Date of Award

Winter 2012

Project Type


Program or Major


Degree Name

Master of Science

First Advisor

W Huntting Howell

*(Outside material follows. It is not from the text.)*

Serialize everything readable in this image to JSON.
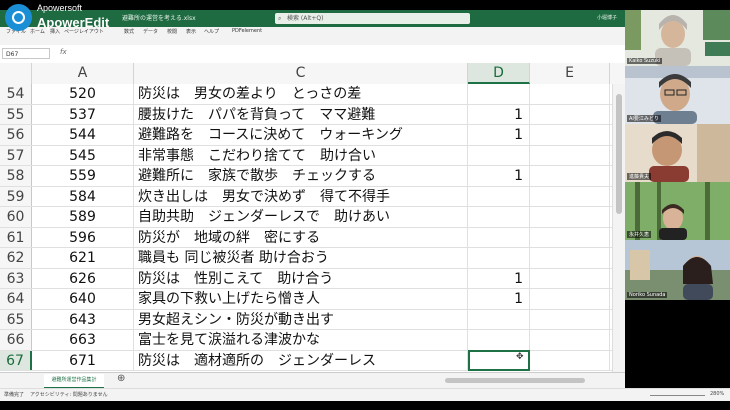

Opossum shrimp Mysis diluviana are an important trophic link in Lake Ontario, and in all of the lakes where they occur. Their temporal and spatial distributions are not well documented in the nearshore area (<30 m bottom depth), where alewives and other fish increasingly depend on them as a food source. This study describes their distributions over three years (2009 to 2011) from April through November using data collected from Tucker trawls and multi-frequency hydroacoustics; both deployed over incremental depths. Mysis was found to occur in the nearshore area in 69.6% of the trawl surveys. Maximum densities occurred in April and early May and were located in the deepest (30-m) contour. The density and frequency of occurrence of Mysis increased exponentially from shore. Hydroacoustic methods were effective in quantifying of Mysis density in 42% of the echograms when they were present in simultaneously obtained samples.